## ASSIGNED TASK
Print the whole listing below exactly, skipping every picture.

## DATASET EXCERPTS
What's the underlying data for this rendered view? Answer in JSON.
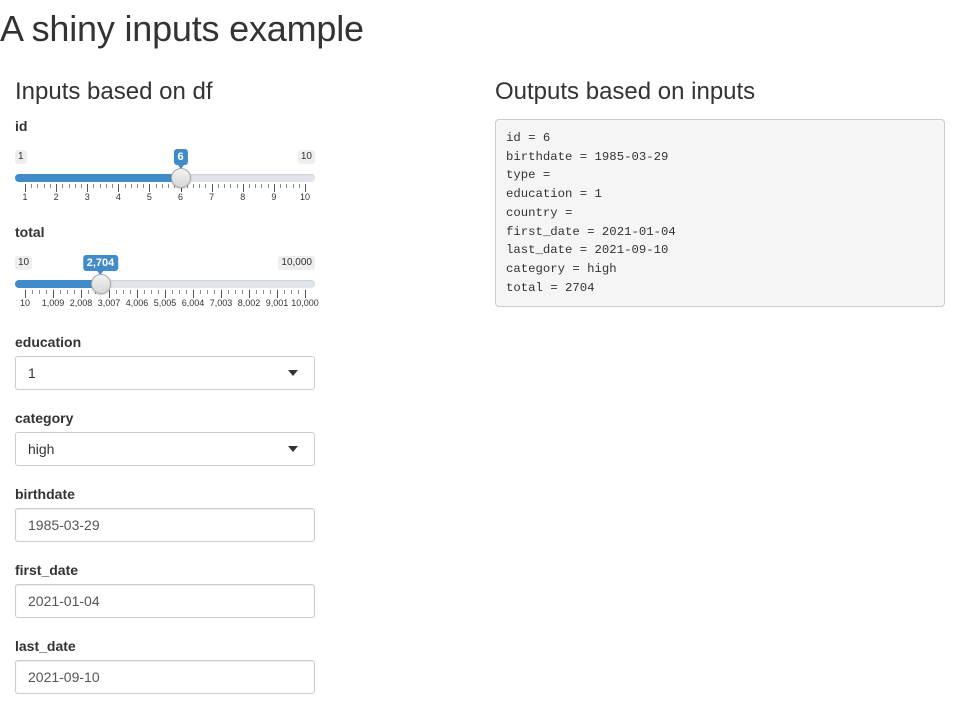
{
  "app": {
    "title": "A shiny inputs example"
  },
  "inputs_panel": {
    "title": "Inputs based on df",
    "id_slider": {
      "label": "id",
      "min_label": "1",
      "max_label": "10",
      "value_label": "6",
      "min": 1,
      "max": 10,
      "value": 6,
      "ticks": [
        "1",
        "2",
        "3",
        "4",
        "5",
        "6",
        "7",
        "8",
        "9",
        "10"
      ]
    },
    "total_slider": {
      "label": "total",
      "min_label": "10",
      "max_label": "10,000",
      "value_label": "2,704",
      "min": 10,
      "max": 10000,
      "value": 2704,
      "ticks": [
        "10",
        "1,009",
        "2,008",
        "3,007",
        "4,006",
        "5,005",
        "6,004",
        "7,003",
        "8,002",
        "9,001",
        "10,000"
      ]
    },
    "education": {
      "label": "education",
      "value": "1"
    },
    "category": {
      "label": "category",
      "value": "high"
    },
    "birthdate": {
      "label": "birthdate",
      "value": "1985-03-29"
    },
    "first_date": {
      "label": "first_date",
      "value": "2021-01-04"
    },
    "last_date": {
      "label": "last_date",
      "value": "2021-09-10"
    }
  },
  "outputs_panel": {
    "title": "Outputs based on inputs",
    "lines": [
      "id = 6",
      "birthdate = 1985-03-29",
      "type = ",
      "education = 1",
      "country = ",
      "first_date = 2021-01-04",
      "last_date = 2021-09-10",
      "category = high",
      "total = 2704"
    ]
  },
  "colors": {
    "accent": "#428bca",
    "output_bg": "#f5f5f5"
  }
}
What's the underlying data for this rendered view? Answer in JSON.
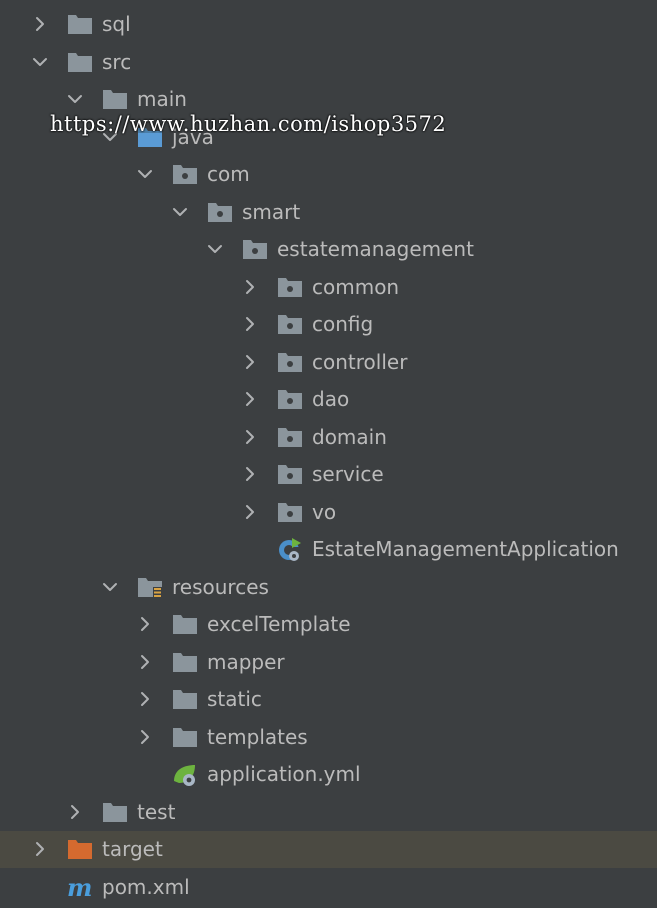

## RESPONSE TO THE EXERCISE
What's the underlying data for this rendered view? Answer in JSON.
{
  "app": {
    "title": "A shiny inputs example"
  },
  "inputs_panel": {
    "title": "Inputs based on df",
    "id_slider": {
      "label": "id",
      "min_label": "1",
      "max_label": "10",
      "value_label": "6",
      "min": 1,
      "max": 10,
      "value": 6,
      "ticks": [
        "1",
        "2",
        "3",
        "4",
        "5",
        "6",
        "7",
        "8",
        "9",
        "10"
      ]
    },
    "total_slider": {
      "label": "total",
      "min_label": "10",
      "max_label": "10,000",
      "value_label": "2,704",
      "min": 10,
      "max": 10000,
      "value": 2704,
      "ticks": [
        "10",
        "1,009",
        "2,008",
        "3,007",
        "4,006",
        "5,005",
        "6,004",
        "7,003",
        "8,002",
        "9,001",
        "10,000"
      ]
    },
    "education": {
      "label": "education",
      "value": "1"
    },
    "category": {
      "label": "category",
      "value": "high"
    },
    "birthdate": {
      "label": "birthdate",
      "value": "1985-03-29"
    },
    "first_date": {
      "label": "first_date",
      "value": "2021-01-04"
    },
    "last_date": {
      "label": "last_date",
      "value": "2021-09-10"
    }
  },
  "outputs_panel": {
    "title": "Outputs based on inputs",
    "lines": [
      "id = 6",
      "birthdate = 1985-03-29",
      "type = ",
      "education = 1",
      "country = ",
      "first_date = 2021-01-04",
      "last_date = 2021-09-10",
      "category = high",
      "total = 2704"
    ]
  },
  "colors": {
    "accent": "#428bca",
    "output_bg": "#f5f5f5"
  }
}
What's the underlying data for this rendered view? Answer in JSON.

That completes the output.